Creating a Popular Programming Language 💥

I sat down to chat with with Keno Fischer, co-founder @ Julia Computing and Forbes 30 under 30 in Enterprise Technology

Hi everyone!

Welcome back! Hope it has been a great two weeks since the previous newsletter — I’ve had quite a busy last few weeks but I’m excited to share this week’s podcast and learnings with you :)

For those of you new here, I’m Ellen, host of ΔX podcast (a deep-dive into startups, emerging technology, and the future 🚀) — talking with the coolest people and writing about them to help you learn about a variety of interesting and up-and-coming topics in an easily digestible way.

Today’s newsletter is all about creating, building, and failing forward 🏗👇

This Week’s Podcast

Julia is one of the fastest modern open-source languages for data science, machine learning and scientific computing; it has been downloaded over 2 million times and is taught at MIT, Stanford and in over 100 universities around the world. 🌎

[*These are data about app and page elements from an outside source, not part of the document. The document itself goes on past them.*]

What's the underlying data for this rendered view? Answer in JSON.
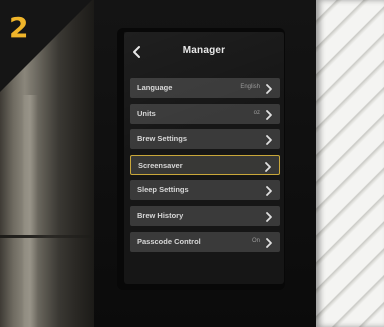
{
  "step": {
    "number": "2",
    "accent": "#f0b52a"
  },
  "header": {
    "back_icon": "chevron-left-icon",
    "title": "Manager"
  },
  "menu": {
    "items": [
      {
        "label": "Language",
        "value": "English",
        "icon": "chevron-right-icon",
        "selected": false
      },
      {
        "label": "Units",
        "value": "oz",
        "icon": "chevron-right-icon",
        "selected": false
      },
      {
        "label": "Brew Settings",
        "value": "",
        "icon": "chevron-right-icon",
        "selected": false
      },
      {
        "label": "Screensaver",
        "value": "",
        "icon": "chevron-right-icon",
        "selected": true
      },
      {
        "label": "Sleep Settings",
        "value": "",
        "icon": "chevron-right-icon",
        "selected": false
      },
      {
        "label": "Brew History",
        "value": "",
        "icon": "chevron-right-icon",
        "selected": false
      },
      {
        "label": "Passcode Control",
        "value": "On",
        "icon": "chevron-right-icon",
        "selected": false
      }
    ]
  },
  "colors": {
    "screen_bg": "#161616",
    "item_bg": "#3a3a3a",
    "selected_border": "#c9a73a",
    "text": "#d7d7d7"
  }
}
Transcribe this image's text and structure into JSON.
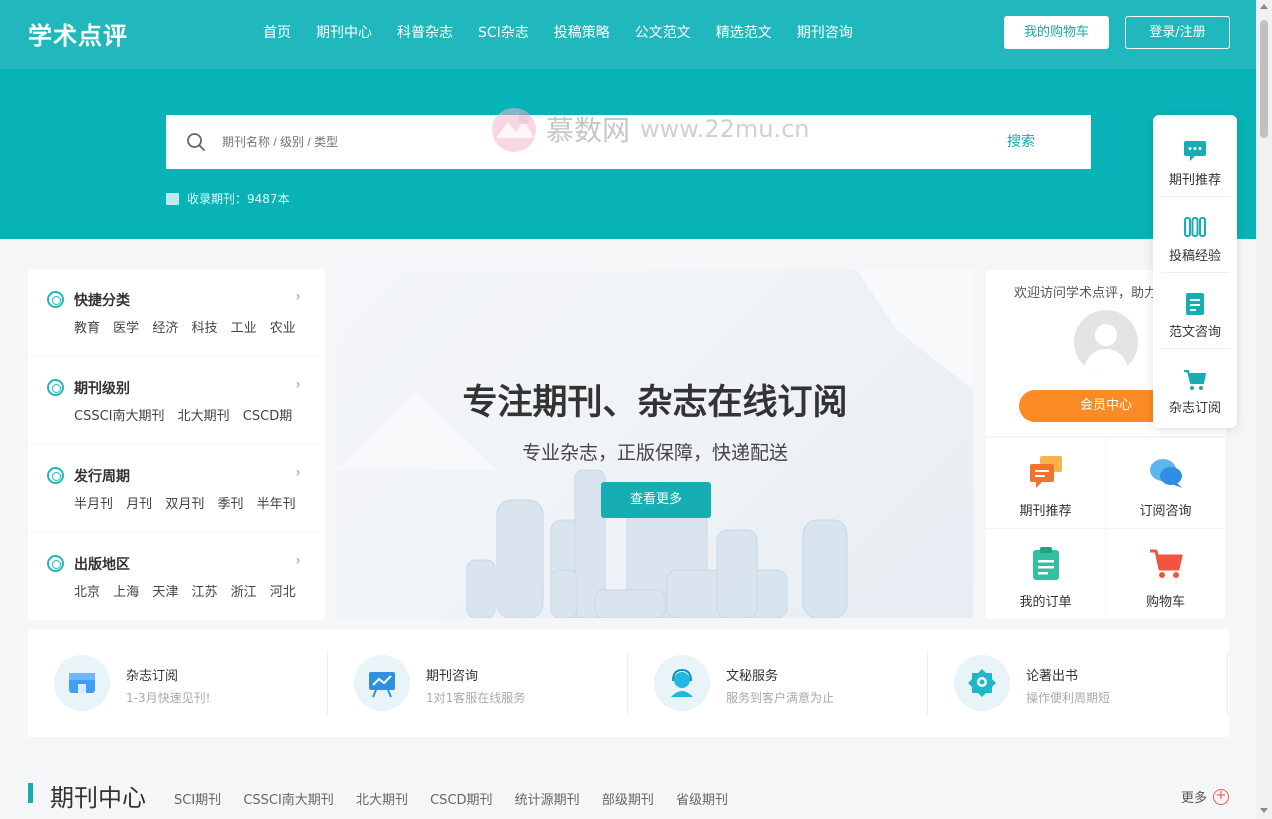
{
  "header": {
    "logo": "学术点评",
    "nav": [
      "首页",
      "期刊中心",
      "科普杂志",
      "SCI杂志",
      "投稿策略",
      "公文范文",
      "精选范文",
      "期刊咨询"
    ],
    "cart_button": "我的购物车",
    "login_button": "登录/注册"
  },
  "search": {
    "placeholder": "期刊名称 / 级别 / 类型",
    "button": "搜索",
    "count_label": "收录期刊：9487本"
  },
  "watermark": {
    "name": "慕数网",
    "url": "www.22mu.cn"
  },
  "categories": [
    {
      "title": "快捷分类",
      "tags": [
        "教育",
        "医学",
        "经济",
        "科技",
        "工业",
        "农业"
      ]
    },
    {
      "title": "期刊级别",
      "tags": [
        "CSSCI南大期刊",
        "北大期刊",
        "CSCD期"
      ]
    },
    {
      "title": "发行周期",
      "tags": [
        "半月刊",
        "月刊",
        "双月刊",
        "季刊",
        "半年刊"
      ]
    },
    {
      "title": "出版地区",
      "tags": [
        "北京",
        "上海",
        "天津",
        "江苏",
        "浙江",
        "河北"
      ]
    }
  ],
  "banner": {
    "title": "专注期刊、杂志在线订阅",
    "subtitle": "专业杂志，正版保障，快递配送",
    "button": "查看更多"
  },
  "user": {
    "welcome": "欢迎访问学术点评，助力",
    "member_button": "会员中心"
  },
  "services": [
    "期刊推荐",
    "订阅咨询",
    "我的订单",
    "购物车"
  ],
  "float_menu": [
    "期刊推荐",
    "投稿经验",
    "范文咨询",
    "杂志订阅"
  ],
  "features": [
    {
      "title": "杂志订阅",
      "desc": "1-3月快速见刊!"
    },
    {
      "title": "期刊咨询",
      "desc": "1对1客服在线服务"
    },
    {
      "title": "文秘服务",
      "desc": "服务到客户满意为止"
    },
    {
      "title": "论著出书",
      "desc": "操作便利周期短"
    }
  ],
  "journal_center": {
    "title": "期刊中心",
    "tabs": [
      "SCI期刊",
      "CSSCI南大期刊",
      "北大期刊",
      "CSCD期刊",
      "统计源期刊",
      "部级期刊",
      "省级期刊"
    ],
    "more": "更多",
    "more_icon": "+"
  },
  "colors": {
    "accent": "#21b8bd",
    "hero": "#08b3b8",
    "orange": "#fb8b24"
  }
}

I was surprised to find out that Keno was only in high school when he started working on Julia. 😮🏫 As he explains, in retrospect there’s a ton that goes into the creation of a programming language, an ecosystem much more complex than he once thought. Yet at age 16, he led the implementation of Julia on Windows. How he explained it?

"You’ve got to be a little bit crazy to create a programming language.” 🙌

Maybe everyone needs a little bit of crazy just to have the confidence and courage to start on something big.

Listen to Keno’s story as he discusses co-founding Julia Computing, the need for both usability and performance in a programming language, and the value of learning by trying and failing. 🎙

In the podcast above, Keno dives into the behind-the-scenes of creating a programming language, the need to be a little crazy, and much, much more. I learned so much in this half hour podcast — from technical knowledge about programming languages to frameworks for learning — and hope you find it just as worthwhile! ✨


Two-Language Problem ✌

The first and foremost question you’re probably wondering is “Why create a programming language?” There’s around 256 programming languages and around 700, if you consider the esoteric ones. But even with the more popular languages, there’s a common thread — the need to strike a proper balance between usability and performance. 📈

Keno describes the Two-Language Problem as a dichotomy between languages being either fast or easy to use 🏎✏. Julia seeks to use interdisciplinary approaches to solve this and combine both sides into one language.

Why this is important:

  1. Performance: Orders of magnitudes faster → solve orders of magnitude bigger problems 🌃

If you have a language that runs 10x slower, the size of problems you can potentially solve are 10x smaller. This also means that servers which cost millions of dollars to run are going to be much more expensive with a slower language.

An example of this is the Celeste project which Keno was a major part of. It required processing of 50-60 TB of data on a supercomputer for a statistical inference problem cataloging the universe 🌌— something which only a fast language could be used for to conserve both time and cost efficiency. ⏱

  1. Usability: Easy to use languages help bridge domain experts with computer scientists 🧪🩺

"Programming languages are as much a human endeavor as they are a technical endeavor, and this disconnect between domain scientists and computer engineers can cause real friction and limit the kinds of things you can do."

Seek orders of magnitudes improvement 💥— what are things that can be made 10x faster, 10x easier to use, or 10x better? Finding the synergy between improvements is what leads to differentiation.

The Paradox of Getting Started 🤔

Keno mentions that if he looked back at himself 10 years ago and was asked whether his past high school self was capable of implementing a coding language, he would have said "Absolutely not." ✖ Yet by starting, eventually he became capable of doing so.

I thought of this like a paradox ⏳: in the beginning, you may not be equipped to solve a difficult problem, but by starting it, you become equipped through learning so much in the process.

The lesson? Just start. You don't have to have all the skills to get to where you're going when you are first beginning. Be confident in your abilities to figure things out that you know nothing about. Don’t be afraid to fail; learn by failing. 💭

"If you're dedicated and you have some time, I think there's very little that you cannot learn."

We are all time billionaires. ⏲💸 We have millions if not billions of seconds ahead of us. What are you going to learn with that time? Thank you so much Keno for chatting!

Until next time,

Ellen ☁

Thanks for reading!

Thank you for being a part of the community! Hope you enjoyed this newsletter and feel free to hit Reply at any time to let me know your thoughts or share what you’re working on! 🎉